Bee recognizing faces

How hard is it to recognize faces? We do it naturally but then humans are pretty smart with pretty big brains. Computers find it pretty difficult though are now much better than they were thanks to the efforts of computer scientists. How about insects? How smart are they with their minature brains? Honeybees for example only have 1 neuron for every hundred in your brain. They need pretty slick abilities for recognizing patterns to survive though. They need to be able to pick out the right flowers to collect nectar. Are honeybees capable of recognizing human faces as well as flowers? What do you think?

Behavioural Ecologists at Queen Mary, Cambridge and Mainz set up a simple face recognition experiment based on one used with humans to find out. Black and white photographs of a target human face were mixed in among other human faces on a screen. The bees were rewarded with a sugar solution if they identified the target face and punished with a drop of bitter quinine solution if they were distracted by one of the other faces.

On upside down faces the bees do about as well as humans

A good experiment has to rule out possibilities other than the one you are interested in too. To make sure that the bees did not simply make a beeline for the same area of the screen each time they were released, the photographs were moved so that the bees could not just learn where the rewards were.

The results showed that the bees were capable of recognizing faces even up to two days later so had built up a long-term memory. Even though bees evolved their pattern recognition skills for flower recognition those skills are incredibly flexible and work just as well on other things like faces.

Results like this matter to computer scientists interested in both creating artificial intelligences generally and developing face-recognition systems.
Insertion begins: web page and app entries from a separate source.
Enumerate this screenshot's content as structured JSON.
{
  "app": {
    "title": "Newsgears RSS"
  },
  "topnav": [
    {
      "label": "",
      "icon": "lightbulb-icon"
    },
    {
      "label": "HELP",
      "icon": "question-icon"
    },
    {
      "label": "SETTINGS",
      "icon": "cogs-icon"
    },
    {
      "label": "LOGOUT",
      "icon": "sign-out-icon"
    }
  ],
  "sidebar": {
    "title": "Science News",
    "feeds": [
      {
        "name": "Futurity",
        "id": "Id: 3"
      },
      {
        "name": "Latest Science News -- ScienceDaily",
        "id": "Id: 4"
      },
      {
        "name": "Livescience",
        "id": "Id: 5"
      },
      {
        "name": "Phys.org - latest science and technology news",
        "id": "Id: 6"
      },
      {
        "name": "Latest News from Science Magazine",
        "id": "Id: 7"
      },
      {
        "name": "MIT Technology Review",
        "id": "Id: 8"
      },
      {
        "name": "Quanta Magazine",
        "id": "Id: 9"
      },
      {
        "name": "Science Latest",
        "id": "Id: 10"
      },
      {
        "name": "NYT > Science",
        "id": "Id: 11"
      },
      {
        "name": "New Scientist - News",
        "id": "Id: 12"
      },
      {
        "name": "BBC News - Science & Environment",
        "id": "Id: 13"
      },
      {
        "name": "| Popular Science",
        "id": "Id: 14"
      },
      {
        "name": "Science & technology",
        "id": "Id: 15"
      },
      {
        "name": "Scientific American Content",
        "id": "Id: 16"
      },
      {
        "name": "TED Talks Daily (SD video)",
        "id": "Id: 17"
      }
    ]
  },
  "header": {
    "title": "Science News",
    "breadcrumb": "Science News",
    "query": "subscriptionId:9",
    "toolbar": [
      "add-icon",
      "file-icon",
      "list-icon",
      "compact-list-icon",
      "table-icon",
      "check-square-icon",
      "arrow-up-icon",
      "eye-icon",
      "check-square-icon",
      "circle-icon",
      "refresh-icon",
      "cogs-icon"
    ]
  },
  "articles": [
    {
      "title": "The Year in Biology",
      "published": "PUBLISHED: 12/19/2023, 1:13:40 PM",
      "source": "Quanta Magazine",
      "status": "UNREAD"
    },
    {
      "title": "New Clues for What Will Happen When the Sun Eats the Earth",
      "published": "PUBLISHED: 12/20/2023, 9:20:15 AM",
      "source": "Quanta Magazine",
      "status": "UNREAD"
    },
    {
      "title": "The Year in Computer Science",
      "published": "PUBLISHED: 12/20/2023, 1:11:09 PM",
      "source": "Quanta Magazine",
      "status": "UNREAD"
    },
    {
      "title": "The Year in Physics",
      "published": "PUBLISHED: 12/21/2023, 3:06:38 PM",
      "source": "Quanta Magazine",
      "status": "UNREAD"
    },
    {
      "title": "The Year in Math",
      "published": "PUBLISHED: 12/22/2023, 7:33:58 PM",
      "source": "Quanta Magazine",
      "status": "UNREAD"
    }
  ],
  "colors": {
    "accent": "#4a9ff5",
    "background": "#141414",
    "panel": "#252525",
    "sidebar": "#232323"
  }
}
It shows that face recognition doesn't need human level intelligence or specialised neuronal hardware. Understanding the way bees do it will help develop better computer face recognition systems.